-- Your objective --
Would you output all the data exactly as it stands?

• • • • • • •

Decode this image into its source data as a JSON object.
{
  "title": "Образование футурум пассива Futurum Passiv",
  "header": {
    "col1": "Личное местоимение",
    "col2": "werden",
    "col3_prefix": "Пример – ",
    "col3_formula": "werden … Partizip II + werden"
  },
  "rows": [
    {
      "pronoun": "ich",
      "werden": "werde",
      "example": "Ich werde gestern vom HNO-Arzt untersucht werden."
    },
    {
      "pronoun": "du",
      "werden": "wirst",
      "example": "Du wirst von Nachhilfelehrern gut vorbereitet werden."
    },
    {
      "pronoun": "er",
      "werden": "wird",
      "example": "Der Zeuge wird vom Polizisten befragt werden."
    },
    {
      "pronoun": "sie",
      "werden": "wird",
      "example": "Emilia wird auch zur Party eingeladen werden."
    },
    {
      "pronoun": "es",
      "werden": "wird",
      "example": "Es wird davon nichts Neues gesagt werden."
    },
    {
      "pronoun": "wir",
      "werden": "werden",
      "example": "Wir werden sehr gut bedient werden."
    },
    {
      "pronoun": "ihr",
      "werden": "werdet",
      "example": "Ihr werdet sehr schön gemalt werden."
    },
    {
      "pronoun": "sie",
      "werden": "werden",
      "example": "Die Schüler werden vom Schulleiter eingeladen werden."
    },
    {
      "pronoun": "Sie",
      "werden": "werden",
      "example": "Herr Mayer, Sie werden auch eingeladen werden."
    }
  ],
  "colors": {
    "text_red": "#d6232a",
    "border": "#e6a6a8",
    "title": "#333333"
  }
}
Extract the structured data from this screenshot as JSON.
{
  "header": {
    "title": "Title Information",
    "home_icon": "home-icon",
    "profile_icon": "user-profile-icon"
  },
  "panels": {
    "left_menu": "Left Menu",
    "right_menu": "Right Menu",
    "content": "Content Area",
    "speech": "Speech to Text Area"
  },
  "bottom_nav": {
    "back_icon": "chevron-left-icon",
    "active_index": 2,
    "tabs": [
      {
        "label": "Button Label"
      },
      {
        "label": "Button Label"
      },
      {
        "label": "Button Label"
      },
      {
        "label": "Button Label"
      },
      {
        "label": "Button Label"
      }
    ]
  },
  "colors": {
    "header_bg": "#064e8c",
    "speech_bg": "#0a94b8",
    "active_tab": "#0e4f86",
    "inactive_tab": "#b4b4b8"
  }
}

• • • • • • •

-- Result of the task --
Decode this image into its source data as a JSON object.
{
  "title": "Образование футурум пассива Futurum Passiv",
  "header": {
    "col1": "Личное местоимение",
    "col2": "werden",
    "col3_prefix": "Пример – ",
    "col3_formula": "werden … Partizip II + werden"
  },
  "rows": [
    {
      "pronoun": "ich",
      "werden": "werde",
      "example": "Ich werde gestern vom HNO-Arzt untersucht werden."
    },
    {
      "pronoun": "du",
      "werden": "wirst",
      "example": "Du wirst von Nachhilfelehrern gut vorbereitet werden."
    },
    {
      "pronoun": "er",
      "werden": "wird",
      "example": "Der Zeuge wird vom Polizisten befragt werden."
    },
    {
      "pronoun": "sie",
      "werden": "wird",
      "example": "Emilia wird auch zur Party eingeladen werden."
    },
    {
      "pronoun": "es",
      "werden": "wird",
      "example": "Es wird davon nichts Neues gesagt werden."
    },
    {
      "pronoun": "wir",
      "werden": "werden",
      "example": "Wir werden sehr gut bedient werden."
    },
    {
      "pronoun": "ihr",
      "werden": "werdet",
      "example": "Ihr werdet sehr schön gemalt werden."
    },
    {
      "pronoun": "sie",
      "werden": "werden",
      "example": "Die Schüler werden vom Schulleiter eingeladen werden."
    },
    {
      "pronoun": "Sie",
      "werden": "werden",
      "example": "Herr Mayer, Sie werden auch eingeladen werden."
    }
  ],
  "colors": {
    "text_red": "#d6232a",
    "border": "#e6a6a8",
    "title": "#333333"
  }
}
Extract the structured data from this screenshot as JSON.
{
  "header": {
    "title": "Title Information",
    "home_icon": "home-icon",
    "profile_icon": "user-profile-icon"
  },
  "panels": {
    "left_menu": "Left Menu",
    "right_menu": "Right Menu",
    "content": "Content Area",
    "speech": "Speech to Text Area"
  },
  "bottom_nav": {
    "back_icon": "chevron-left-icon",
    "active_index": 2,
    "tabs": [
      {
        "label": "Button Label"
      },
      {
        "label": "Button Label"
      },
      {
        "label": "Button Label"
      },
      {
        "label": "Button Label"
      },
      {
        "label": "Button Label"
      }
    ]
  },
  "colors": {
    "header_bg": "#064e8c",
    "speech_bg": "#0a94b8",
    "active_tab": "#0e4f86",
    "inactive_tab": "#b4b4b8"
  }
}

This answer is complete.